The winners have been preselected by the editors of NephMadness. With each announcement we post further content explaining why each team won.
Blood pressure guidelines: JNC8 versus KDIGO
If you think clinical practice guidelines are a snooze, try to watch the authors of said guidelines play basketball. Pathetic. Neither team could shoot, dribble or pass. The final score was football-like: 17 to 14. These codgers better step it up or it will be a short tournament for the winners.

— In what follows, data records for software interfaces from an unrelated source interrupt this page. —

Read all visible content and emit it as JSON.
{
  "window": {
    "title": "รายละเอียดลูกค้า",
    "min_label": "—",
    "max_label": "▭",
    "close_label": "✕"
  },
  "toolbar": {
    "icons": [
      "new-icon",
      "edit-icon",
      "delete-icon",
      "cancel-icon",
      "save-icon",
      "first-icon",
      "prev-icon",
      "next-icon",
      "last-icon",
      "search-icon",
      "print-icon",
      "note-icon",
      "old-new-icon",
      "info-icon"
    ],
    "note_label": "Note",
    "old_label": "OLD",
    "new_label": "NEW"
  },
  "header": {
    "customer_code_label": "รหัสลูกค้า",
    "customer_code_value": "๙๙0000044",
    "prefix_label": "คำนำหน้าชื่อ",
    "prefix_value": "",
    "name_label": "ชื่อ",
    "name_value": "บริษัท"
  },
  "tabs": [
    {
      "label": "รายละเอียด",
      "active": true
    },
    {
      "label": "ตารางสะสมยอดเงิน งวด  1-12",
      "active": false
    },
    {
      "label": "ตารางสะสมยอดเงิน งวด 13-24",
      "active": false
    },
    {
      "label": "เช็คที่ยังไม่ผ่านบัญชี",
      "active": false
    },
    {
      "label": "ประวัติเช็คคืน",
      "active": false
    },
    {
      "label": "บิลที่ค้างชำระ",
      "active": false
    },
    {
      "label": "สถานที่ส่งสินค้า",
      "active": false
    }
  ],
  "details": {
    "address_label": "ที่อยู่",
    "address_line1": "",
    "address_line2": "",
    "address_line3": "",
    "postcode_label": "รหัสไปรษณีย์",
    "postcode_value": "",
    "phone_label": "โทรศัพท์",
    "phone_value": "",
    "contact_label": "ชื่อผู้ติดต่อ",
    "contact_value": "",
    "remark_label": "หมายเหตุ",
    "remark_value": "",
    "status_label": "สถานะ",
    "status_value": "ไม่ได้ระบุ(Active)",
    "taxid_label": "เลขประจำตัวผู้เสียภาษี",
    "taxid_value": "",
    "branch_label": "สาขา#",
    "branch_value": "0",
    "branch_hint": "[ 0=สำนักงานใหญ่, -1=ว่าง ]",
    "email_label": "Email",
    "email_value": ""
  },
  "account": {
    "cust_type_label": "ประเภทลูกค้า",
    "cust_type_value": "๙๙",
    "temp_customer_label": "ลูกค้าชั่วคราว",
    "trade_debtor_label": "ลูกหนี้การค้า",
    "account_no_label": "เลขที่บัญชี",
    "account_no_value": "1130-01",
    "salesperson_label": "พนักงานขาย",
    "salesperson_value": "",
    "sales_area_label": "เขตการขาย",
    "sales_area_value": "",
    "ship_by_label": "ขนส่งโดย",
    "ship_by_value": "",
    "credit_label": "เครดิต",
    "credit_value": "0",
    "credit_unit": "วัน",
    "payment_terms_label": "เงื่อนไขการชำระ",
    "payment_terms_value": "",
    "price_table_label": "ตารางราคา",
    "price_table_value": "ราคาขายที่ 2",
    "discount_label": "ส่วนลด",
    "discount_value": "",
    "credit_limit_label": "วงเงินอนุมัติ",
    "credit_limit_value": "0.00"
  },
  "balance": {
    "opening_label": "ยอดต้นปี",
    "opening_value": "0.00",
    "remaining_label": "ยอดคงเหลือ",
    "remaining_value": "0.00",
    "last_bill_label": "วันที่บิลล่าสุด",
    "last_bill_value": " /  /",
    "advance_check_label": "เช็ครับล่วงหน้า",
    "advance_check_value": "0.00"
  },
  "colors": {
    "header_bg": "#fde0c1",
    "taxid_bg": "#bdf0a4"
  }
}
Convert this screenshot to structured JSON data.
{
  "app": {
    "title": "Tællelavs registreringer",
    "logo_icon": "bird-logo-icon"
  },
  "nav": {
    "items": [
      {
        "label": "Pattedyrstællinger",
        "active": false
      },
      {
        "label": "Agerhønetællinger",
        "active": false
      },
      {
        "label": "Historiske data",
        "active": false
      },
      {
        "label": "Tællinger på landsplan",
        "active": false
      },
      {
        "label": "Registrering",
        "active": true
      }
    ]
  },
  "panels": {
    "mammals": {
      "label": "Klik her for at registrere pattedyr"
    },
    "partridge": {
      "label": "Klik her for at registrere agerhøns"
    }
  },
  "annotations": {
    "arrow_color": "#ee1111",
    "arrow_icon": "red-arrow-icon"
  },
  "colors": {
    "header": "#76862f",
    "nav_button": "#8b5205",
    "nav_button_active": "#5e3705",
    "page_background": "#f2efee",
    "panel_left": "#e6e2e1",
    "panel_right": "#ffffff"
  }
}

Both teams emerged in the last days of 2013 and have been eating up publicity since publication. The JNC8 is the last guideline to be initiated by the National Heart Lung and Blood Institute, NHLBI (but in a confusing twist, the NHLBI does not endorse these blood pressure guidelines) and it is a doozy. This is a massive simplification of blood pressure management. No more splitting hairs for diabetes, or proteinuria. The JNC 8 guidelines are pretty simple, especially in regards to CKD patients.
We have seen an interesting divergence between the pre-selected winners and the most popular choices. We think these are particularly rich areas to explore with further content currently under development. There could be three reasons for this:
- Our picks were wrong and the choice we valued is wrong
- The concept is poorly presented so that participants don’t understand what we were getting at. We are pretty sure people were confused about an entry called ACEi and ARB combination therapy. Some participants thought it was asking about the value of ACEi and ARBs have to nephrology (invaluable, if you are not aware). We intended to ask people about the problem of using them simultaneously.
- People did not use the learning materials to make their choice but sped through it, because, get over yourself, it’s just an Internet game.
The response to the project has been great. We have 260 people participating in the contest and have had a spirited discussion on Twitter.
On April 8, we announced that JNC8 won the second NephMadness tournament. The top finisher was Carlos Machado.
We are delighted by the response we have received to NephMadness and feel that online games have a strong future in social media medical education.
Joel Topf, MD, is an Assistant Clinical Professor of Medicine at Oakland University William Beaumont School of Medicine, and teaches residents and fellows at St. John Hospital and Medical Center in Detroit. Follow him on Twitter @kidney_boy.